(MATERIAL TO PROCESS begins)

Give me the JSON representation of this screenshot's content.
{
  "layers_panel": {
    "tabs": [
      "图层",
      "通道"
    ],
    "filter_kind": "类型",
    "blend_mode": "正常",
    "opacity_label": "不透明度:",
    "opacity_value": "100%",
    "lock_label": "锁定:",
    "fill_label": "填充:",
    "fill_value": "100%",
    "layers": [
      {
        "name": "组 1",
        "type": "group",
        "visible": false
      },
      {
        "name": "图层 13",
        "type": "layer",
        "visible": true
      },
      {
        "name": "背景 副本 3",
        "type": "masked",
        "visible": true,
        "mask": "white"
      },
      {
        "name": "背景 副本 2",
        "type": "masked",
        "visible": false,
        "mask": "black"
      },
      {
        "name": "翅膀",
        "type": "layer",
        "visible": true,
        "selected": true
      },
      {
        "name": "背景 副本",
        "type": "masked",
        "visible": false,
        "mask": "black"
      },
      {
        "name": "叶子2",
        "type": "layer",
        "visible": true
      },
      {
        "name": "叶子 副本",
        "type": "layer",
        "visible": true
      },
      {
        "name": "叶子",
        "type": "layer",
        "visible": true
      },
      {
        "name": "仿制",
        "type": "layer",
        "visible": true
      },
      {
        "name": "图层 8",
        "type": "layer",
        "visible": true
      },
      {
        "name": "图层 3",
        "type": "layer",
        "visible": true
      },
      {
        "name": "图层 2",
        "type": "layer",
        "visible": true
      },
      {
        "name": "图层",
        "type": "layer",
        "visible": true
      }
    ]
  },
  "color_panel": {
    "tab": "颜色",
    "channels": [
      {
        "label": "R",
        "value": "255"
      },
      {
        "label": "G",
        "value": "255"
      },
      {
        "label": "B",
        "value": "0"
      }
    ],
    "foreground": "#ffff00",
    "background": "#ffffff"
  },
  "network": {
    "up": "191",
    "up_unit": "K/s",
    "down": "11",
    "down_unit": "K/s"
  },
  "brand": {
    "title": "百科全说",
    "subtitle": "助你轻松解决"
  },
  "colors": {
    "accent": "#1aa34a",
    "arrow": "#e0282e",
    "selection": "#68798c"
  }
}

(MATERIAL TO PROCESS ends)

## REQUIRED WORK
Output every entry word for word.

## SOLUTION
Give me the JSON representation of this screenshot's content.
{
  "layers_panel": {
    "tabs": [
      "图层",
      "通道"
    ],
    "filter_kind": "类型",
    "blend_mode": "正常",
    "opacity_label": "不透明度:",
    "opacity_value": "100%",
    "lock_label": "锁定:",
    "fill_label": "填充:",
    "fill_value": "100%",
    "layers": [
      {
        "name": "组 1",
        "type": "group",
        "visible": false
      },
      {
        "name": "图层 13",
        "type": "layer",
        "visible": true
      },
      {
        "name": "背景 副本 3",
        "type": "masked",
        "visible": true,
        "mask": "white"
      },
      {
        "name": "背景 副本 2",
        "type": "masked",
        "visible": false,
        "mask": "black"
      },
      {
        "name": "翅膀",
        "type": "layer",
        "visible": true,
        "selected": true
      },
      {
        "name": "背景 副本",
        "type": "masked",
        "visible": false,
        "mask": "black"
      },
      {
        "name": "叶子2",
        "type": "layer",
        "visible": true
      },
      {
        "name": "叶子 副本",
        "type": "layer",
        "visible": true
      },
      {
        "name": "叶子",
        "type": "layer",
        "visible": true
      },
      {
        "name": "仿制",
        "type": "layer",
        "visible": true
      },
      {
        "name": "图层 8",
        "type": "layer",
        "visible": true
      },
      {
        "name": "图层 3",
        "type": "layer",
        "visible": true
      },
      {
        "name": "图层 2",
        "type": "layer",
        "visible": true
      },
      {
        "name": "图层",
        "type": "layer",
        "visible": true
      }
    ]
  },
  "color_panel": {
    "tab": "颜色",
    "channels": [
      {
        "label": "R",
        "value": "255"
      },
      {
        "label": "G",
        "value": "255"
      },
      {
        "label": "B",
        "value": "0"
      }
    ],
    "foreground": "#ffff00",
    "background": "#ffffff"
  },
  "network": {
    "up": "191",
    "up_unit": "K/s",
    "down": "11",
    "down_unit": "K/s"
  },
  "brand": {
    "title": "百科全说",
    "subtitle": "助你轻松解决"
  },
  "colors": {
    "accent": "#1aa34a",
    "arrow": "#e0282e",
    "selection": "#68798c"
  }
}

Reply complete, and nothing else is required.